Periodontal treatment should not be confused with common oral prophylaxis, which is mostly employed for esthetics and damage prevention and is usually performed on healthy individuals. Thorough explanations of the disease and the chosen treatment plan are very important because healing is only possible if the inter-relationship between the various involved factors is understood. At the beginning of periodontal treatment, teeth that cannot be preserved must be extracted and necessary root canal treatments must be performed or repeated where required.
Then, an intensive cleaning phase with special periodontal instruments is undertaken. During this cleaning phase, calculus and pockets are eliminated. Furthermore, root surfaces are smoothened or planed. This is done painlessly under local anesthesia. Because such thorough cleaning is time consuming (all the root surfaces must be cleaned), this so-called initial treatment usually takes two to three sessions.
Eight weeks after the last cleaning session, a re-evaluation takes place. The dentist waits eight weeks in order to give the gingiva enough time to regenerate. During re-evaluation, data are collected again and compared with the initial values. This enables the dentist to judge the progression of the disease.
The plaque and bleeding values should be around 20% at this stage, and tooth mobility that was initially present should have decreased. Furthermore, the probing depths should be clearly reduced. However, a complete re-evaluation only makes sense if the patient’s hygiene indices are around 20%. When poor oral hygiene is at play, the patient will not experience optimal healing.
The patient’s basic treatment and motivation must continue as long as required in order to achieve necessary plaque control. The patient must demonstrate initiative and adjust his/her dental care at home in order to control the disease. Most periodontal diseases are chronic and will accompany affected patients throughout their lives.
A saliva test that determines the presence of bacterial flora in the gingival pockets should only be performed after the re-evaluation concludes that the initial treatment objective has not been achieved. Before that, it is baseless to perform this test because it is quite clear before treatment that bacteria are present in the pockets; otherwise, there would be no inflammation.
Laser/phototoxic treatment is not a scientifically proven option for periodontal treatment.Surgical interventions such as flap surgeries should also be performed only after conventional periodontal treatment and achievement of acceptable hygiene indices, because if there is no change in brushing behavior on behalf of the patient, a renewed flare-up of the disease is guaranteed.
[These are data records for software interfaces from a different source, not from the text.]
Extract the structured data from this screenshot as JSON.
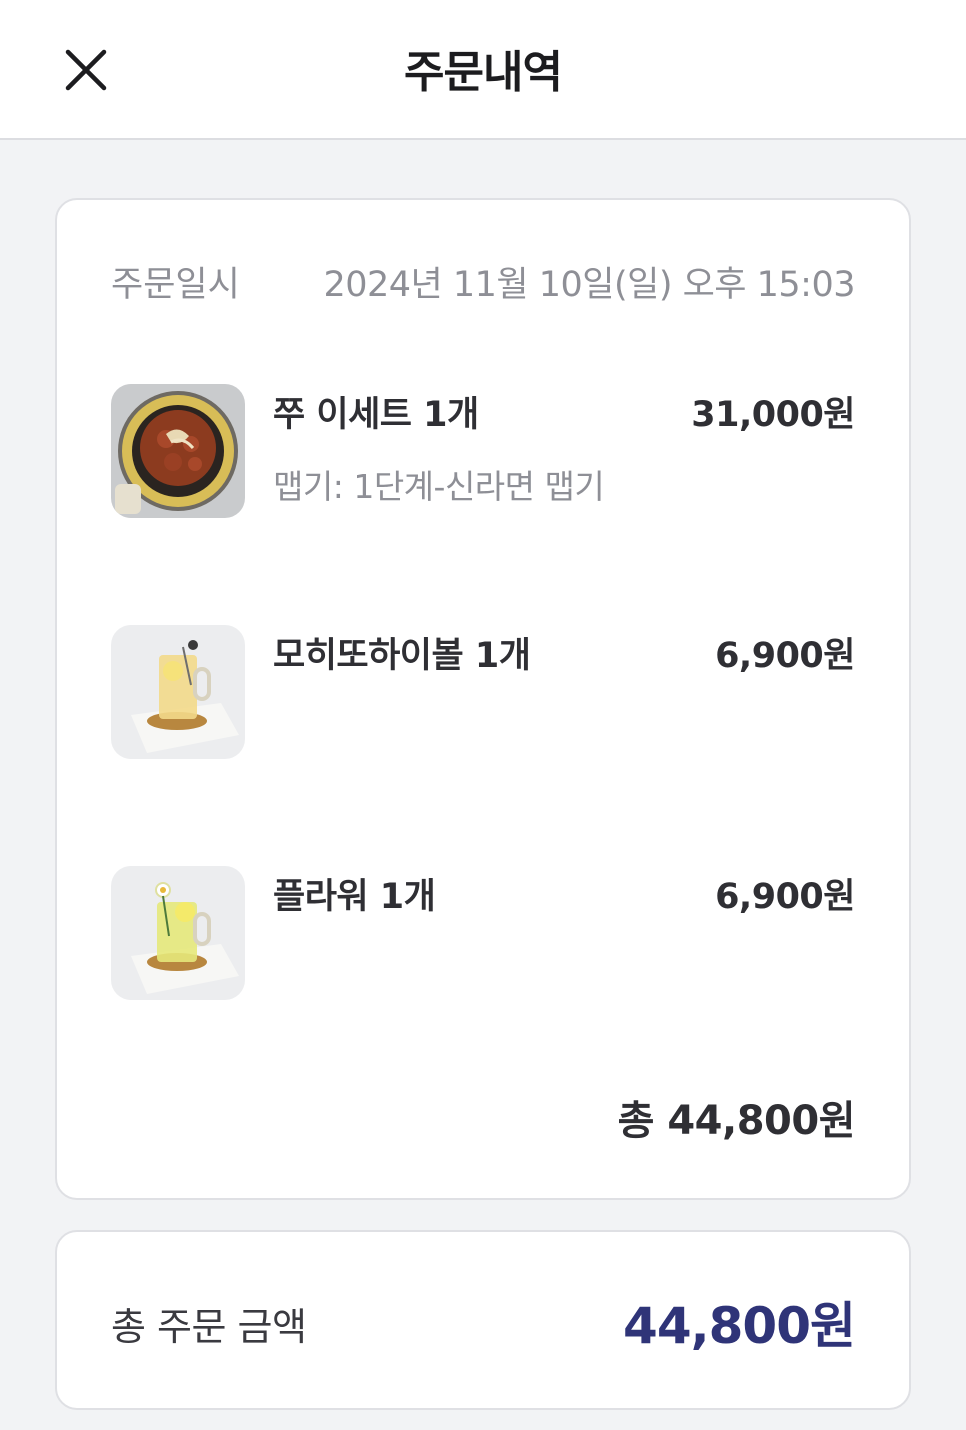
{
  "header": {
    "title": "주문내역",
    "close_icon": "close-icon"
  },
  "order": {
    "date_label": "주문일시",
    "date_value": "2024년 11월 10일(일) 오후 15:03",
    "items": [
      {
        "name": "쭈 이세트 1개",
        "option": "맵기: 1단계-신라면 맵기",
        "price": "31,000원",
        "image": "jjukkumi-set-photo"
      },
      {
        "name": "모히또하이볼 1개",
        "option": "",
        "price": "6,900원",
        "image": "mojito-highball-photo"
      },
      {
        "name": "플라워 1개",
        "option": "",
        "price": "6,900원",
        "image": "flower-drink-photo"
      }
    ],
    "total": "총 44,800원"
  },
  "summary": {
    "label": "총 주문 금액",
    "amount": "44,800원",
    "accent_color": "#2f3478"
  }
}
If probing depth is not reduced and there are still signs of bacterial activity in the gingival pockets despite improved routine oral hygiene practices, the physician should ask himself the following questions:
Was the quality of the cleaning sufficient?
Was the initial diagnosis correct?
Are there any undetected systemic problems (latent diabetes, chronic infection, intake of specific medications, etc.)?
Are there any local factors, such as severe malocclusions/tooth anomalies or protruding filling and crown margins, which are adversely affecting the results?
Do specific periodontal bacteria require a different systemic antibiotic treatment?
The prognosis must be tailored to the individual patient, and can only be beneficial if the respective disease is recognized early and the necessary treatment actions are taken on time. However, well-performed dental and oral care on a daily basis combined with regular dental checkups will definitely ensure a positive result.